--- START ---

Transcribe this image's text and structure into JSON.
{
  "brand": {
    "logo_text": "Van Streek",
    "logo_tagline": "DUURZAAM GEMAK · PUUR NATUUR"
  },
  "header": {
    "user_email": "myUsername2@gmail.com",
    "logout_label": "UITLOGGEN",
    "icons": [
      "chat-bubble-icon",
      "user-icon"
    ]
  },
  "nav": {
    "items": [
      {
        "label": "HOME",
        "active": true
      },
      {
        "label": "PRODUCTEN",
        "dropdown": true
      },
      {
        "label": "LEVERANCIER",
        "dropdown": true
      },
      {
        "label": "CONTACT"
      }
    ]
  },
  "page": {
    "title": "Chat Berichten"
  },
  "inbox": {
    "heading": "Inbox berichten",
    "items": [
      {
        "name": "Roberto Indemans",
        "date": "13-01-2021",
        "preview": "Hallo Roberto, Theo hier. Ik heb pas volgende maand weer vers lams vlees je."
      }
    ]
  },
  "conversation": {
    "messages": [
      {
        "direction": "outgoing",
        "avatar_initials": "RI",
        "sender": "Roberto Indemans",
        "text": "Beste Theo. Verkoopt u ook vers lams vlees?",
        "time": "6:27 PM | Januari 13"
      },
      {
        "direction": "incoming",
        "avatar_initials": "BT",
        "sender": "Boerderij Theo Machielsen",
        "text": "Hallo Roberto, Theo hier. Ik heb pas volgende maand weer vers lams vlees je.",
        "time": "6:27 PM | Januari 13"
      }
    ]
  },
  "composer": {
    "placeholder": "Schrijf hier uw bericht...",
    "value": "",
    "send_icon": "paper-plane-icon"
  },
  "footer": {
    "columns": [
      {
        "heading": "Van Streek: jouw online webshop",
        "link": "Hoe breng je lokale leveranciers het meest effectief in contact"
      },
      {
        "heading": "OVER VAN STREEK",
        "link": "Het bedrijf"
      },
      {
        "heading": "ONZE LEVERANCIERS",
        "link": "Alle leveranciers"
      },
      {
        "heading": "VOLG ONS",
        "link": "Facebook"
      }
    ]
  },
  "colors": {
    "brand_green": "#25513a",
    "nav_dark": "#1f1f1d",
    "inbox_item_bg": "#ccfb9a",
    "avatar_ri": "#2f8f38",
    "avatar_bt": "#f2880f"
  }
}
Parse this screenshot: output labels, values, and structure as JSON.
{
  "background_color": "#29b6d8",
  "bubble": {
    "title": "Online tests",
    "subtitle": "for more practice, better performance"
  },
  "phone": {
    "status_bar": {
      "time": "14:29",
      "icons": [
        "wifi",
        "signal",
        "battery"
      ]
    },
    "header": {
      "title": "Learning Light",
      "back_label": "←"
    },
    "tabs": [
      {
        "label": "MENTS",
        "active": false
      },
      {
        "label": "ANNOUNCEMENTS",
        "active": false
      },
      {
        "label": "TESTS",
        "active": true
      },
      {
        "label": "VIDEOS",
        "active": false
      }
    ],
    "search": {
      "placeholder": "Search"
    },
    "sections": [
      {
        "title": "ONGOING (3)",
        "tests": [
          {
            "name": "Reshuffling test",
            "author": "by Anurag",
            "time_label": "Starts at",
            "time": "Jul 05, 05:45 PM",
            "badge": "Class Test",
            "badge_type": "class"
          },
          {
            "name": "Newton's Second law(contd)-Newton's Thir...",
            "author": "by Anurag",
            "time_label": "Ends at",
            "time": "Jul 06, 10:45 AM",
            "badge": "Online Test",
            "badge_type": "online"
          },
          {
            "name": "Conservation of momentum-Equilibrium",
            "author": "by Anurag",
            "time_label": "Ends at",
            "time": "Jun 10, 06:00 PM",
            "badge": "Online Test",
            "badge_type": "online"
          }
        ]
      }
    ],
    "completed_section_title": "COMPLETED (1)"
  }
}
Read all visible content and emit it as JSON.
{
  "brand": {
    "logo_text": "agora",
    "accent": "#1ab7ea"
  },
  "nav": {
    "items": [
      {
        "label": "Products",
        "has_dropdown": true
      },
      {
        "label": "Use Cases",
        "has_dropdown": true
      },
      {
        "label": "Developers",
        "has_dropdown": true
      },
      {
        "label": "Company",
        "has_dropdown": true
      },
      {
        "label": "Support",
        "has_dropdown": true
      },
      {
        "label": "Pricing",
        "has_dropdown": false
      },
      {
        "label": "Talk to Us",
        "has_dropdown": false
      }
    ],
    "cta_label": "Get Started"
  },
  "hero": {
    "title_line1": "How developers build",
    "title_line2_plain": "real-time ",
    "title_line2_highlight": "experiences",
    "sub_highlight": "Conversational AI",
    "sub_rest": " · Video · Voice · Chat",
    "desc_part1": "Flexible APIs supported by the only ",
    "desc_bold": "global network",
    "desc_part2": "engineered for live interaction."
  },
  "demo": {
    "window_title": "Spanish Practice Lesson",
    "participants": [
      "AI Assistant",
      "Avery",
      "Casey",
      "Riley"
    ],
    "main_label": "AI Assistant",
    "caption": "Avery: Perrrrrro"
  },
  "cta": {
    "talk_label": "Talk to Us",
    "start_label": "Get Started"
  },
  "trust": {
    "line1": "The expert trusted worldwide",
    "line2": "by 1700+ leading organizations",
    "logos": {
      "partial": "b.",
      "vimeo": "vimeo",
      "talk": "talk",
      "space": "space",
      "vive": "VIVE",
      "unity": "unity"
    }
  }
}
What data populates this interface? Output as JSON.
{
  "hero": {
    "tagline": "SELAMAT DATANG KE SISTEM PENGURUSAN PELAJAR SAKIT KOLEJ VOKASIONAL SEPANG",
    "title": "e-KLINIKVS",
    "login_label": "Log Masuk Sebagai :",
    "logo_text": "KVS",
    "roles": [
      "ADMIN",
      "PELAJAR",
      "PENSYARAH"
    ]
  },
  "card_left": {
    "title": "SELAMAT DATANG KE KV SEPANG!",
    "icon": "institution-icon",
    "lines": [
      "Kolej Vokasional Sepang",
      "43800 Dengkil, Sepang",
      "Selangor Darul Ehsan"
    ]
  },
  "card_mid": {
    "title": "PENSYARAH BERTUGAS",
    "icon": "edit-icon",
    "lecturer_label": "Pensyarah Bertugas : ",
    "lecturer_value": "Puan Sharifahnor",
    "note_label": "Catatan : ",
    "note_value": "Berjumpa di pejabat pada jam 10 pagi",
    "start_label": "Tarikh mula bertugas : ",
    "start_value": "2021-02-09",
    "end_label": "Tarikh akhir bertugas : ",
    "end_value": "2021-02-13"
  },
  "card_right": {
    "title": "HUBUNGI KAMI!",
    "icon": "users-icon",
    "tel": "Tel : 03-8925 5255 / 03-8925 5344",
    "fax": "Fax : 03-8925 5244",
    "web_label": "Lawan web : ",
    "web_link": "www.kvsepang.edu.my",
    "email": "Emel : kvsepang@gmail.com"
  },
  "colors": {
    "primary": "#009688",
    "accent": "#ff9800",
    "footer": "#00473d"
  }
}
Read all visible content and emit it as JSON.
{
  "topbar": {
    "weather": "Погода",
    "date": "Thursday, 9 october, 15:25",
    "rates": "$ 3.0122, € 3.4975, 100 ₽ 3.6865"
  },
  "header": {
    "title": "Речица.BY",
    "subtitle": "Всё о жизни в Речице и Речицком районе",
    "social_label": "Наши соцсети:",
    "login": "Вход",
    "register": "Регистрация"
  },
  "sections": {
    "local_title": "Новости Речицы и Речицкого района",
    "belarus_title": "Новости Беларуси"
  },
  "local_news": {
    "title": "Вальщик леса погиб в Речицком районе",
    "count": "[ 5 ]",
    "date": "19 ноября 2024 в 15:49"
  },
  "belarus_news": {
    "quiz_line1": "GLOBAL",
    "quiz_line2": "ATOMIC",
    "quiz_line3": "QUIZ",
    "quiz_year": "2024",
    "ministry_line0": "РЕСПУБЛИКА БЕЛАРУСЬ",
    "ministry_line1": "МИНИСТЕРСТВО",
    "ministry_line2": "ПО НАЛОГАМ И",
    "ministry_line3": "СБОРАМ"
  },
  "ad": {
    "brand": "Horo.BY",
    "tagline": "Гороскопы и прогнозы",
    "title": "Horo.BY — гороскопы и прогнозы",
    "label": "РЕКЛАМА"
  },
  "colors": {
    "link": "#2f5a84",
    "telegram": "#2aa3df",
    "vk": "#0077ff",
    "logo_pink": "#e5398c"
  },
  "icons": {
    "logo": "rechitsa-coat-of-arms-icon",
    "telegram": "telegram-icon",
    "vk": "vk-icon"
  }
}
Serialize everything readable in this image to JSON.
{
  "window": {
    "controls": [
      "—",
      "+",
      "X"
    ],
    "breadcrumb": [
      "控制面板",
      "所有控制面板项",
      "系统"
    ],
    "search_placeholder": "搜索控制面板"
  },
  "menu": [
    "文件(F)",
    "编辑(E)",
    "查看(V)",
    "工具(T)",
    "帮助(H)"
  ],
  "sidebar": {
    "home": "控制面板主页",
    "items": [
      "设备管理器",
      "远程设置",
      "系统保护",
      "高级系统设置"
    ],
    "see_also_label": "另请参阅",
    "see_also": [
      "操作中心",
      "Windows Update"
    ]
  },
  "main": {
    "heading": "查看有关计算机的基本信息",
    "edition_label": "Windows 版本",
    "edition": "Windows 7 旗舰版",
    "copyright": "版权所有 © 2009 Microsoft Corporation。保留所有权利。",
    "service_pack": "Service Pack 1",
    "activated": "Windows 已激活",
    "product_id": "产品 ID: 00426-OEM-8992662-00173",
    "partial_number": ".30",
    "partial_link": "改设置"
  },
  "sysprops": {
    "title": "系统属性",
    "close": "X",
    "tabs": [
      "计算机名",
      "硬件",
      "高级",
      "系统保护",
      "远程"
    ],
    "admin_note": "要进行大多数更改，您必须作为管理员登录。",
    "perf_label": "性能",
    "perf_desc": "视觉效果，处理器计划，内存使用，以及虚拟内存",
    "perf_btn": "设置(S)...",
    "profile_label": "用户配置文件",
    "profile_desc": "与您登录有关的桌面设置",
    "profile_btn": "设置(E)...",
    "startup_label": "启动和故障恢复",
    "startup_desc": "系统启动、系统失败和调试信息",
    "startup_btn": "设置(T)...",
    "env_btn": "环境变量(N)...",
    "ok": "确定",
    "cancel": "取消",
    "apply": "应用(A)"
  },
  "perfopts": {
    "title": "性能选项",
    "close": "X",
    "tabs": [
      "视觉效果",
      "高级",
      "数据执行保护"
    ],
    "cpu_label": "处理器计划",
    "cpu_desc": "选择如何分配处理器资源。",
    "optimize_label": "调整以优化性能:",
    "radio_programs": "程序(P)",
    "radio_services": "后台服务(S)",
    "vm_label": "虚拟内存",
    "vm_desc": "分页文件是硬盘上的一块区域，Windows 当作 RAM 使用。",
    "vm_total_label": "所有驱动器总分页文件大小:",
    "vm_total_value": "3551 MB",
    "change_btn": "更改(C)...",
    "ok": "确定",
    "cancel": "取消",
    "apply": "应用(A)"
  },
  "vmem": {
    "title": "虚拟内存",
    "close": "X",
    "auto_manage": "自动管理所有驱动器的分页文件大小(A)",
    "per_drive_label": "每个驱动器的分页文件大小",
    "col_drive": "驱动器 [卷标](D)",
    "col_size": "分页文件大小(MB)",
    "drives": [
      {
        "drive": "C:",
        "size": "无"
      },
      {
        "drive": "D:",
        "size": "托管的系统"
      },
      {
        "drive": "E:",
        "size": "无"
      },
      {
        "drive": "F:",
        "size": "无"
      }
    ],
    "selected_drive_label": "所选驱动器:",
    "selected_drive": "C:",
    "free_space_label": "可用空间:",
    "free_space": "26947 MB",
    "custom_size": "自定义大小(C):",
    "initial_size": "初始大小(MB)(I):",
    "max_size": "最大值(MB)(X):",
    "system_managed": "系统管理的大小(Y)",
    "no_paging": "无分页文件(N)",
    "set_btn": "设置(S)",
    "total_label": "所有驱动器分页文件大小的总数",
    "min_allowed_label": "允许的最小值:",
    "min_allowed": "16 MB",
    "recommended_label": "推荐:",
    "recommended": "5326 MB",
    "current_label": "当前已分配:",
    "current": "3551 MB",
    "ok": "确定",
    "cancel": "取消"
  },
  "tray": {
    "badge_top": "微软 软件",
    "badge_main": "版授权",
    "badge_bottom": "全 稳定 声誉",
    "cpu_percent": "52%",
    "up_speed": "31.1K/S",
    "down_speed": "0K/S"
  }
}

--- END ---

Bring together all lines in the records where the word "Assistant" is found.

      "AI Assistant",
    "main_label": "AI Assistant",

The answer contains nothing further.